“Go and see the area now so that you can compare it later,” said Mayor London Ken Livingstone in Singapore in 2005 on the day when London won its bid to stage the 2012 Olympic Games.The Olympic Park is 1,500 acres costing £2,010m with the Olympic Village consisting of 3,600 houses to be built in the north-west corner and the £560m Olympic Stadium to the south at Old Ford. The £50m Aquatics Centre, designed by Zaha Hadid, is being erected in the south-east corner.
Alongside the towpath there will be five sports arenas, warm-up athletics tracks and the press centre. Flowing through the park is the Old River Lea and the Bow Back Rivers. It is hoped that a cleaner river will encourage the return of otters now found only in the upper reaches since London water became polluted in the mid-20th century. The first task, after relocating 275 businesses or institutions, is to bury the overhead power cables in two tunnels. Meanwhile, one of the largest ever archaeological projects is already based here ahead of building. Following the 2012 Games two of the riverside arenas will be dismantled and reassembled in other parts of the country. The legacy here should be 9,100 homes in a wildlife parkland alongside the River Lea
Lea Bridge: The Princess of Wales. Open all day.
The Greenway (Olympic Park): Container Cafe. 9am-5pm.
Bow: McDonald’s. Open all day.
Lea Bridge: National Rail to Clapton Station.Three Mills: Underground (District Line) from Bromley-by-Bow Station.

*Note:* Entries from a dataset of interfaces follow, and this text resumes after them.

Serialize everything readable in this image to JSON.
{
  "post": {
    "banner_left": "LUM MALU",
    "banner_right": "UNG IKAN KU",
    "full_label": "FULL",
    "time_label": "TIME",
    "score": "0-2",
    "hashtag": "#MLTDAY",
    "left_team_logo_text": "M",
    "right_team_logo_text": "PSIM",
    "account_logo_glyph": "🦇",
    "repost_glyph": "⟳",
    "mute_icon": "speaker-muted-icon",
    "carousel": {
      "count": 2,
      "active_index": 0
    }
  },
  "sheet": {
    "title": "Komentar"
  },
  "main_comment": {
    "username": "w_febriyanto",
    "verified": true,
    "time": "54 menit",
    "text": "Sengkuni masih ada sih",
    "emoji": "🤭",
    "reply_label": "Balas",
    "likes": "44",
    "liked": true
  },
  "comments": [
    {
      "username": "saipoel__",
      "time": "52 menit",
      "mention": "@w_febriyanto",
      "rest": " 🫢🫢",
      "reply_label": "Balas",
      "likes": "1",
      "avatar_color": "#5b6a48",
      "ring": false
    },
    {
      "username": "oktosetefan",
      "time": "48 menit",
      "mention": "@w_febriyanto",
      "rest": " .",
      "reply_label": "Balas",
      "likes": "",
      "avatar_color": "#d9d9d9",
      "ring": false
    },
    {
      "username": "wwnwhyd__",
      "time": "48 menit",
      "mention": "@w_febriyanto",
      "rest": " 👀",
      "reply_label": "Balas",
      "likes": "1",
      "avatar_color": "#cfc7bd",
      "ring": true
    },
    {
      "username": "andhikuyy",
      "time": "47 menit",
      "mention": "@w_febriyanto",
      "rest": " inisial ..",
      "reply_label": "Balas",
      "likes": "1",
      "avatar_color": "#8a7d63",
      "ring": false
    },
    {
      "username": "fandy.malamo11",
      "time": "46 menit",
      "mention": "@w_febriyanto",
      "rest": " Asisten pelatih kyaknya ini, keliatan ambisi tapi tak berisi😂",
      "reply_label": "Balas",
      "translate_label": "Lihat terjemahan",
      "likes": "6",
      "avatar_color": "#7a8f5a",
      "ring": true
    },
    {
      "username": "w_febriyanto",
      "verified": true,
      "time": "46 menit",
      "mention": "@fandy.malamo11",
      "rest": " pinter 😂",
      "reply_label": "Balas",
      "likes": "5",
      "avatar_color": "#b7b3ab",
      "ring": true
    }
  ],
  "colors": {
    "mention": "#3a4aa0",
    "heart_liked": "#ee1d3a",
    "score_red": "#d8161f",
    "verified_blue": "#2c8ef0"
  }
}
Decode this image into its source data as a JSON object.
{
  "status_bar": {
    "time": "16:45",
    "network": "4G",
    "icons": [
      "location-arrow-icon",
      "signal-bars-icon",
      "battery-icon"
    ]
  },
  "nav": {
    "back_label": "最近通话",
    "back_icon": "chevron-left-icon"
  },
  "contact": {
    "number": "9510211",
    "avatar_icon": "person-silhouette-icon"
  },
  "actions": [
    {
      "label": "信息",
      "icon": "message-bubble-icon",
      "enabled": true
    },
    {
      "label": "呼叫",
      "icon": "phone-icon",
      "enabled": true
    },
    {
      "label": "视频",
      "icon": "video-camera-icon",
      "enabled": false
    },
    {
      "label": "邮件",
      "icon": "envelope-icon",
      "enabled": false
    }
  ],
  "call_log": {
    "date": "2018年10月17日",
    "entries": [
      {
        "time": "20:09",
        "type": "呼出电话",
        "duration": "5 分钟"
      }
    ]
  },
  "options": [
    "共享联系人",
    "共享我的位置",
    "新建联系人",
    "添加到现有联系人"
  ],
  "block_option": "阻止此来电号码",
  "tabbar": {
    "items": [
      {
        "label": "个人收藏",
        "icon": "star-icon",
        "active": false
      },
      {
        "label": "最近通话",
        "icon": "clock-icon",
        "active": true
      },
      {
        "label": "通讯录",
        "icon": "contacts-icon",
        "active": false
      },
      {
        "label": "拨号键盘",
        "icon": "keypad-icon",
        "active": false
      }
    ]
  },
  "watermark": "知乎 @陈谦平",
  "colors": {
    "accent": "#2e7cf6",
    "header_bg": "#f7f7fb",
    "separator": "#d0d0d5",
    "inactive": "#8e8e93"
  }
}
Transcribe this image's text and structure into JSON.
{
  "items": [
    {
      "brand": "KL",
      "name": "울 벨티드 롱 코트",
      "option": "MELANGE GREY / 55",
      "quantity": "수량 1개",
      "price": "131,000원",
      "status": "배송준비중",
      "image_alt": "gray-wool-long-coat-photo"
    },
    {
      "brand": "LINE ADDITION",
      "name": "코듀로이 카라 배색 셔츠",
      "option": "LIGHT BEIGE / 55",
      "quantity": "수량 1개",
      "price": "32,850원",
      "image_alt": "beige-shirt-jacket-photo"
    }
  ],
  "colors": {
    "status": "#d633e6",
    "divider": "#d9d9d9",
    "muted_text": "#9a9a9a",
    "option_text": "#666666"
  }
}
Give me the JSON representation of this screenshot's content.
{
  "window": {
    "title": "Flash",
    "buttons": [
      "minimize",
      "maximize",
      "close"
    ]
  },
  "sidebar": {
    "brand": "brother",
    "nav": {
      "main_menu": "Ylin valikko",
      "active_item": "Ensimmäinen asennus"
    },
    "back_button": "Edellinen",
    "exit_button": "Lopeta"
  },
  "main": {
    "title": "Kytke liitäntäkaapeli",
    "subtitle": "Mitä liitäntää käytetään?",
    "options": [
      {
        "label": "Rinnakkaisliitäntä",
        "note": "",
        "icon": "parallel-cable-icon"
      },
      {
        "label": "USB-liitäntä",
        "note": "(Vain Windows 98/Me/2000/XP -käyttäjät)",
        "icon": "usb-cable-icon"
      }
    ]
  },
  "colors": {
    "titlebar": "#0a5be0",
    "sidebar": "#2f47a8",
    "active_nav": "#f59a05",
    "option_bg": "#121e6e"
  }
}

OS Explorer 174 (Epping Forest & Lee Valley) and 162 (Greenwich & Gravesend).